    I did read the whole thing, and WAS still says no. They're not pushed up on the edge of the cap and while they do need to pay John Wall, they have Beal and some other young (cheap) pieces. Plus I'd rather have Nene over Boozer (even if his deal does end a year sooner). Also, the #3 pick is much more valuable at this point over saving money/getting rid of a bad contract. It doesn't matter that this is a weak draft, the pick always keeps a fanbase interested and gives them some type of hope for the upcoming season. If I were a Washington fan, I would be much more excited about pairing Wall and Beal up with another young talen to build a core around for the next 10 years, as opposed to losing that pick and dumping some salary in the long term, while getting a slightly worse player.

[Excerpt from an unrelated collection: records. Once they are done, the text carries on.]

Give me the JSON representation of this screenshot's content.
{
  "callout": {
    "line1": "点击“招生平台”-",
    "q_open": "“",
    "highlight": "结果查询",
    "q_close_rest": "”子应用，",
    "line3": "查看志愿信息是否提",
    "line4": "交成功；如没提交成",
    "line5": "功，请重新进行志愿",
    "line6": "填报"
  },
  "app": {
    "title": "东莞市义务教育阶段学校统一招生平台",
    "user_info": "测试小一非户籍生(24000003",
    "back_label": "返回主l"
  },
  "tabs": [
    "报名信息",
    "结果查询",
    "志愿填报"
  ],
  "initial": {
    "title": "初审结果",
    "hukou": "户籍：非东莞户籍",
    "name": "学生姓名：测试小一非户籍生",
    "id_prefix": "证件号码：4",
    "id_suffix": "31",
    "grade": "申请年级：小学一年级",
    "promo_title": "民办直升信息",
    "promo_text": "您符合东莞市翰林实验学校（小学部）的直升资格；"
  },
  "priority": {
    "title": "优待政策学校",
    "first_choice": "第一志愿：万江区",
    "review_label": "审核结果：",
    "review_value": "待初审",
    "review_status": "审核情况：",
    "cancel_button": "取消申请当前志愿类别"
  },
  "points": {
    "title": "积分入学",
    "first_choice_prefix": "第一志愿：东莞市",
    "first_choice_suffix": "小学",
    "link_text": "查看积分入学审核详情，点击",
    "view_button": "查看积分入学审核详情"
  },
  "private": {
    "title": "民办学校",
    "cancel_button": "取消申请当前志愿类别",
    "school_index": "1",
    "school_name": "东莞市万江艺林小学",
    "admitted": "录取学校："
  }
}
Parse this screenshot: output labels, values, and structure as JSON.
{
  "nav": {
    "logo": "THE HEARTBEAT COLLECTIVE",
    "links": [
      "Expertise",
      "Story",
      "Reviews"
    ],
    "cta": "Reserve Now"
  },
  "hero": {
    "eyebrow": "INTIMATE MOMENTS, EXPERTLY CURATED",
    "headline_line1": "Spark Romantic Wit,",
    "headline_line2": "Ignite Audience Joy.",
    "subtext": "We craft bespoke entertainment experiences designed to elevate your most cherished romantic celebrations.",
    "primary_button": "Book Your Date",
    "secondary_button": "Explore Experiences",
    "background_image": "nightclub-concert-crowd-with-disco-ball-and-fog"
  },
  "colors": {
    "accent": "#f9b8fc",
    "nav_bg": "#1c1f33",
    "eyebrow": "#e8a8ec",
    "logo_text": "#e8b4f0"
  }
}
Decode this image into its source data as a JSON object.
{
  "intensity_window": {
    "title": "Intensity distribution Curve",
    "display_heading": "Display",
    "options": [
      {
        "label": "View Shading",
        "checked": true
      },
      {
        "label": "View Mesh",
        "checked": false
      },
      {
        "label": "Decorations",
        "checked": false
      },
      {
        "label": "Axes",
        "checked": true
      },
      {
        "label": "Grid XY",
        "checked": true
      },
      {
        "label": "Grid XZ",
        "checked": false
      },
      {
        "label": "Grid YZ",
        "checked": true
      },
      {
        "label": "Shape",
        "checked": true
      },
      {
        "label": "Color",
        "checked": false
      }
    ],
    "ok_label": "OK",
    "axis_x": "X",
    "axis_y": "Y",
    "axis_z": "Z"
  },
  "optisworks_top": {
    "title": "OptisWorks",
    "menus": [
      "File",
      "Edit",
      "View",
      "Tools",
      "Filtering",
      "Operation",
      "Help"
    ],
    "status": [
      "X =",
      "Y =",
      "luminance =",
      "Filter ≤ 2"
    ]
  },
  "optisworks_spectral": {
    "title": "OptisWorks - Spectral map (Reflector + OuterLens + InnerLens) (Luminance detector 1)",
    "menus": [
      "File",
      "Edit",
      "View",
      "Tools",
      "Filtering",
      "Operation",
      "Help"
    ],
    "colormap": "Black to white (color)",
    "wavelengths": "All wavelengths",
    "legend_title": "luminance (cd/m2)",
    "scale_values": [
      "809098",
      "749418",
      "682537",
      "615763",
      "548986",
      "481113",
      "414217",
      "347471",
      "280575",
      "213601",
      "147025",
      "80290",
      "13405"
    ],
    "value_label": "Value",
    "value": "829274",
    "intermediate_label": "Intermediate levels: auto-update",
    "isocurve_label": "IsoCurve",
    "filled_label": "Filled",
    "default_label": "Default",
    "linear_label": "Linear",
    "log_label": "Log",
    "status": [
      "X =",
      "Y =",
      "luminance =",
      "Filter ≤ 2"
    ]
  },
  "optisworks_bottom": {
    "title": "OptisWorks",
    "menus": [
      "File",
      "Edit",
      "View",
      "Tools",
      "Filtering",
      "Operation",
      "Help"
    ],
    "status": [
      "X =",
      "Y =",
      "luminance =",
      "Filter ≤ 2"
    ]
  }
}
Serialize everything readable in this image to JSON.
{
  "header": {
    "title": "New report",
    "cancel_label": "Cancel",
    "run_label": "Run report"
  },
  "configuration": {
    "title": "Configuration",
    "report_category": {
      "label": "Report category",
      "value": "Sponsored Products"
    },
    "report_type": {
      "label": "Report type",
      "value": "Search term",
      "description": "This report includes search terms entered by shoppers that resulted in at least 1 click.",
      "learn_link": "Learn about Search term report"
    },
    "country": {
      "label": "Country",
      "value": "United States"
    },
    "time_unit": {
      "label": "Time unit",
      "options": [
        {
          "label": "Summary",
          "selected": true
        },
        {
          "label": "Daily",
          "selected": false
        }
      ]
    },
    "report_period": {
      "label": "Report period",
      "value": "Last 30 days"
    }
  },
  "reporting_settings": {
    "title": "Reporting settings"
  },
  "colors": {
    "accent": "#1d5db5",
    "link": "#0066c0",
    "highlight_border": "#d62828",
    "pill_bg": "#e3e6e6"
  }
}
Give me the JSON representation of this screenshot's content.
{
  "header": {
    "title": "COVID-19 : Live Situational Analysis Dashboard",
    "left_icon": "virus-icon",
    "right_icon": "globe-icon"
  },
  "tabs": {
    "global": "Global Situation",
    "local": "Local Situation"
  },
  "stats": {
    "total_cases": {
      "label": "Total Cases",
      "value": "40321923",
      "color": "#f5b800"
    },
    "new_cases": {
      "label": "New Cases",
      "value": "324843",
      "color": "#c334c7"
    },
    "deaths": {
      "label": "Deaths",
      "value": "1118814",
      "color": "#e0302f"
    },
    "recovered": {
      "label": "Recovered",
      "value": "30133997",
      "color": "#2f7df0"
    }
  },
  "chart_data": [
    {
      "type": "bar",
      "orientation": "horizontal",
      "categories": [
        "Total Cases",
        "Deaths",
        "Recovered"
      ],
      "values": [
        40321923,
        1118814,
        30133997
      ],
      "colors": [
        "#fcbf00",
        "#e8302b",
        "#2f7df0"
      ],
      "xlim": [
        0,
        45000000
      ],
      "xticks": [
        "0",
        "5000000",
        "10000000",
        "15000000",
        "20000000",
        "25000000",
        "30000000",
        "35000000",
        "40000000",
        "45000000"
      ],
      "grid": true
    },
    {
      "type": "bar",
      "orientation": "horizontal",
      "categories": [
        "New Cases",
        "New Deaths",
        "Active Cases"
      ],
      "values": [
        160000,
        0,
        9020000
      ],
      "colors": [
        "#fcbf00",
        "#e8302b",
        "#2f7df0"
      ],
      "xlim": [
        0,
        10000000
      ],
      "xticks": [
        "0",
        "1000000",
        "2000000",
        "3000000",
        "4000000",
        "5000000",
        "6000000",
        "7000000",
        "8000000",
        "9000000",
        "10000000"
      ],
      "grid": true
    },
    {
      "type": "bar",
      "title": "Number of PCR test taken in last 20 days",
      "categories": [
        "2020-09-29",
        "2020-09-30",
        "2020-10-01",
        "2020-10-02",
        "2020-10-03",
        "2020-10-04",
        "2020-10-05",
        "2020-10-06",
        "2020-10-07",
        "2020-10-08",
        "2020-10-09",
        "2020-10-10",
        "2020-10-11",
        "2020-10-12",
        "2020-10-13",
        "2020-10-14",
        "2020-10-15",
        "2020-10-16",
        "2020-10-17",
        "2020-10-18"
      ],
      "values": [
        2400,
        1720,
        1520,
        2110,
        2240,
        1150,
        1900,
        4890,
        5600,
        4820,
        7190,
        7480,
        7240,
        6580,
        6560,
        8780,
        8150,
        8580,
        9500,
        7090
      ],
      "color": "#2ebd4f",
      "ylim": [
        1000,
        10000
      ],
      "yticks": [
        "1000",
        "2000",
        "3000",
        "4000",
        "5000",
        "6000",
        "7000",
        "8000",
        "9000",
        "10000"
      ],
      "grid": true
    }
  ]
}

  • In reply to bpmueller:

    I agree they would say no, but that's a deal WAS would think about before saying no. Maybe the Bulls can do it for next years pick with maybe top 3 protection built in.

  • UGH! Now I'm preparing for a long offseason. It would have gone much faster with a Heat loss. Why, oh why must we live in the one out of a hundred different dimensions where the Heat somehow pull out game 6.

  • In reply to Hunter:

    Hard to believe Mike, Magic, Jalen, and Bill after the game on Sportscenter. They spent a minute on how LeBron has a chance to be the greatest of all-time. You'd think having to switch teams to win and being 2-2 in Finals appearances, losing to a Mavericks team whose best player by far was a 32-year-old Dirk Nowitzki would disqualify one. Then LeBron and Wade inexplicably stop hitting the open jumpers they'd hit all season and virtually all postseason. These guy shot over 50% in the regular season and were money from that range. I remember a game last season against the Bulls, who actually won without Derrick Rose, where LeBron and Wade scored like 75 points combined, mostly on turnaround jump shots. They should have been hitting those shots all series. They only started doing their jobs in game 7. It took a San Antonio choke job in game 6 of an insurmountable lead and then a Ray Allen three for the ages for them to even force a game 7.

    Magic also proclaimed that the best team won. What a crock. Play out the same scenario from game 6 with the other 28 teams in the league against the Heat, up 5 points with 28 seconds left and maybe one or two somehow lose that game. Maybe none. Numerous strokes of luck led the Heat to that victory. San Antonio was the better team.

    So the Bulls don't win. Derrick never plays. The least we could have gotten in return for that is Miami not winning. I don't know if I'll pull out of this funk until October...

Leave a comment